“I was almost psychotic about the license fee,” she says. “I’d walk everywhere if I could and if I caught the bus I wouldn’t claim it back, because I thought it was wrong to be excessive with public money,” she says.

McAlister also recalls entering the Newsnight office the morning after the Brexit vote. She saw a member of staff in tears and was furious.

“If I’d been editor I would have told them to pull themselves together. I’m from a generation that thinks impartiality, while almost impossible to achieve, is worth aiming for, but there is a younger generation who want to wear their opinions on their sleeve.”

Why didn’t she become a presenter or even an editor?

“Every time I was offered it I moved away from it — there’s obviously larger remuneration and a public profile as a presenter but, and I know this is unfashionable, I wanted to focus on my kid. I am fascinated by politics but: meet Netanyahu or go to my boy’s sports day? Sports day every time.”

When she left the BBC, McAlister was on the verge of landing an interview with the controversial Topshop boss Philip Green, whom she’d been chasing for years.

“Sir Philip Green saw the Andrew interview and sent me a message saying well done, but also how relieved he was he’d never said yes to me. I’d love to have got him, and also Putin.

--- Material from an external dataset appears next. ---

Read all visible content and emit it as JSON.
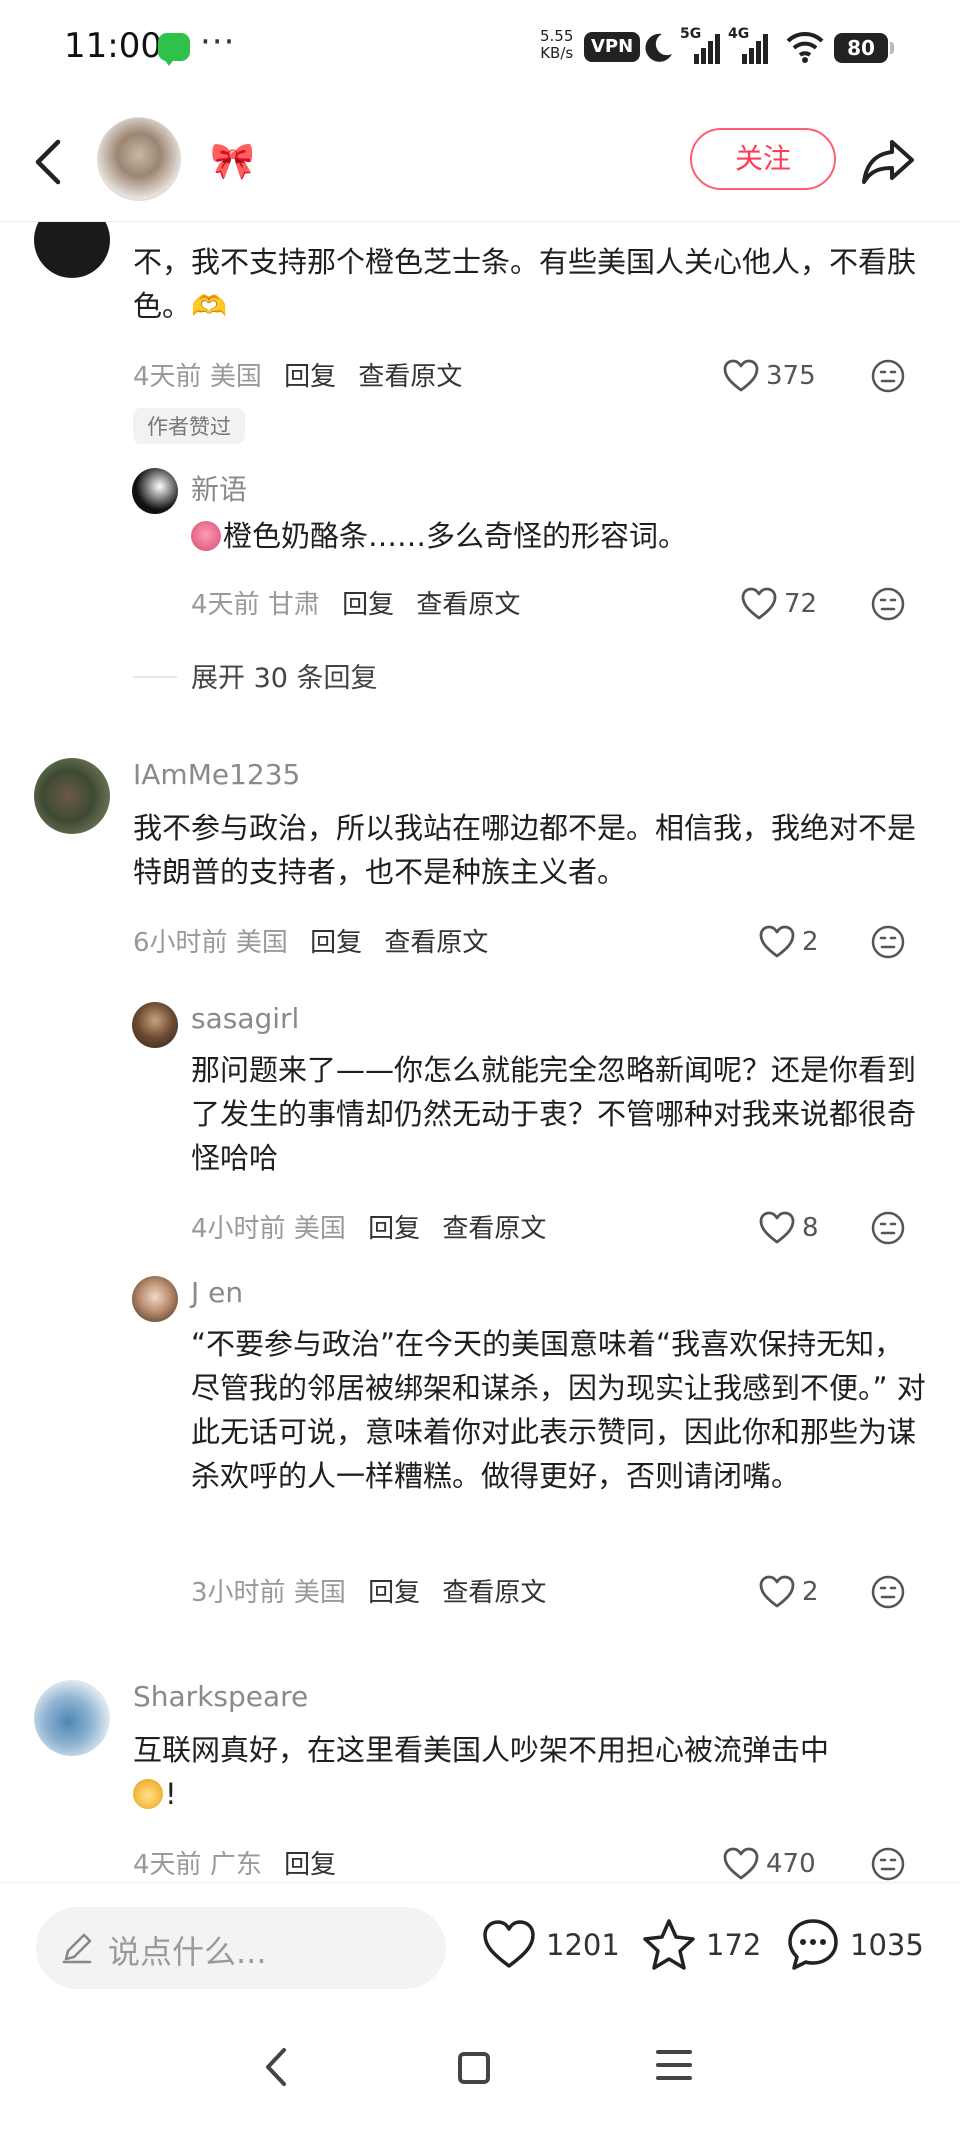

He [Putin] is one of those people where the disjunction between how they see themselves and how the rest of the world sees them is just extraordinary. That’s the job — explore the delusions of those in power.”

So what about Prince Andrew? As a direct result of the Newsnight interview disclosures, he paid a reported $12 million to Giuffre in an out of court settlement — the deal did not include any admission of guilt — and stepped back from public life. Yet the story rumbles on. In Andrew: The Problem Prince, Paul Tweed, a media lawyer who advised Andrew not to do the interview, suggests that his reputation may yet be rehabilitated. If that’s the case, McAlister is not convinced by efforts so far.

In January Ian Maxwell, the brother of Ghislaine, released a picture of two masked adults crammed into a bathtub in Belgravia, London. It was the same bathtub in which Giuffre claimed Andrew had sucked her toes prior to having sex. Maxwell claimed the photo showed the bath was “too small for any sort of sex frolicking”.

McAlister was scathing on social media. “Glad I never had to run this defense as a barrister,” she wrote. Why?

“I didn’t think it was a very compelling way to refute allegations. In fact, I think the stunt was a complete red herring. If he was my client, I wouldn’t suggest the bathtub photo defense.”

Walking to our meeting, I passed coronation preparations in full swing around Westminster Abbey. Crash barriers and flags were going up. A man on a stepladder was repainting the tips of the railings in gold. Pomp and circumstance. History in the making. But when we see Prince Andrew take his seat everyone will be thinking the same thing. He is much diminished, possibly broken.

McAlister had a hand in making that happen. How will she feel?

“I won’t watch it. I don’t really do state occasions. They’re not my bag. I only watch Netflix. But also, I didn’t make it happen. We provided the questions and he provided the answers. And let’s face it, they could have been better answers. Credible and plausible answers that might’ve changed his life for the better. But they weren’t. And he’s a big boy. Whatever the future holds, that’s on him.”

Michael Odell is a regular contributor to The Times of London